“We have been publicly urging for the introduction of legislation to protect children from sexual abuse, and welcome the Commissioner’s recent statements along similar lines. The police must have the powers to intervene in cases of suspected abuse and our current deficit helps neither the victims nor the police,” the group says.

“We appreciate the Commissioner’s desire to introduce new laws to protect officers from malicious complaints and we fully agree that Justice must be applicable to any citizen, whether police officer or member of the public. A prudent approach, however, is required since justice must not only be done, it must also be seen to be done. It is therefore advisable to ensure that the police’s role in the community is impeccably established in terms of impartiality and accountability. It is for this reason we have recently called for the introduction of legislation similar to the UK’s Police and Criminal Evidence Act 1998 (PACE) and various later amendments, which set out not only the scope of police powers but also the clear procedures that police themselves must adopt in order to ensure fair police processes and safeguards and, in this way, to provide a legitimate basis for public confidence whilst protecting police officers themselves from unfair criticism.

It is therefore, in our view, of paramount importance that the widening of any police powers is done as part of an open, public review. As the Commissioner will appreciate, in such matters, you must carry the community with you, and not just impose change from the top down. We therefore urge Commissioner Wink to press for any proposals to be subject to a specific public Commission which will exclusively study the scope of any changes to police powers and which will admit wide public consultation.
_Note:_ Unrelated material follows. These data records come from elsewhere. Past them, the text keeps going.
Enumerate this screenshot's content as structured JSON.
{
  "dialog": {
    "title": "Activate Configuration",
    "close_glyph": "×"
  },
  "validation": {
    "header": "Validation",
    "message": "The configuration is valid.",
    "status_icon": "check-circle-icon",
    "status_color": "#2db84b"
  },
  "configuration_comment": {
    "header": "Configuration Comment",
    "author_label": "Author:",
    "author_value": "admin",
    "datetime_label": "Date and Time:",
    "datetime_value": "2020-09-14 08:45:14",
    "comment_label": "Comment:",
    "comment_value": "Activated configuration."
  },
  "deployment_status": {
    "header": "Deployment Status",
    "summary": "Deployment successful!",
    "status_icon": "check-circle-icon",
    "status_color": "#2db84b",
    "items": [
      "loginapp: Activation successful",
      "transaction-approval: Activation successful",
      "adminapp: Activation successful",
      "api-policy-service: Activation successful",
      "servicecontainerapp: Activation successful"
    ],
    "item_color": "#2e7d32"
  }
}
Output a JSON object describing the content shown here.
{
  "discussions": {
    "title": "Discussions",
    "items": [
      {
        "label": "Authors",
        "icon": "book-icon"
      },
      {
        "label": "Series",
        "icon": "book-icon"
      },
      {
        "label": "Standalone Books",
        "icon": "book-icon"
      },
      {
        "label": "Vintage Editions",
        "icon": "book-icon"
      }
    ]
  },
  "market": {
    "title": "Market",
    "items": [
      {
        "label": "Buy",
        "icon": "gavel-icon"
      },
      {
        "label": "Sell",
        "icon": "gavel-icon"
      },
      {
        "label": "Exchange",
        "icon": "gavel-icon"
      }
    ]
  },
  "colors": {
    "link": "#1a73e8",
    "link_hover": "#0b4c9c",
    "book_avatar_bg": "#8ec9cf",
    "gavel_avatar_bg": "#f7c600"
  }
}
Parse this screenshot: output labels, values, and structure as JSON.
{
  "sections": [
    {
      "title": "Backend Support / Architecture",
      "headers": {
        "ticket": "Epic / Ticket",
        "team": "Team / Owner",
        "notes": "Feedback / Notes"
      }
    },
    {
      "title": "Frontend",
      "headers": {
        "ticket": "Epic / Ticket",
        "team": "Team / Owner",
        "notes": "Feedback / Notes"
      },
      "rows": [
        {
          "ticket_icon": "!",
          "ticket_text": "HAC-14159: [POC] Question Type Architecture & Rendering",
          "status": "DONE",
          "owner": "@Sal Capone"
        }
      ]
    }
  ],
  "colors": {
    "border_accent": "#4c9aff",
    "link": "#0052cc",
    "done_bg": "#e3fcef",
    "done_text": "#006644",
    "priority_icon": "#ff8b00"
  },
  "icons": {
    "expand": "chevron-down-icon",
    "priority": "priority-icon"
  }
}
This is essential in order to carry the moral and democratic legitimacy required to win public confidence in matters of this sort. In a truly impartial system of justice, noone can be a judge in his own cause and so, therefore, a vital part of any package of change regarding police powers must include and be based on the establishment of a truly independent Police Complaints Commission where it is non-police members who determine the results of complaints investigations.”

“Policing is a difficult and demanding job and the men and women of the Force need our fullest support. The best way to achieve this is by balancing the rights of the Police in the prosecution of their duties with those of the ordinary citizen and his liberties in a democratic society. This can be achieved through open public consultation on the issues in order to create a reality of openness and accountability so that the confidence of the public can be relied on to provide legitimacy to the Force's powers and actions,” the statement ended.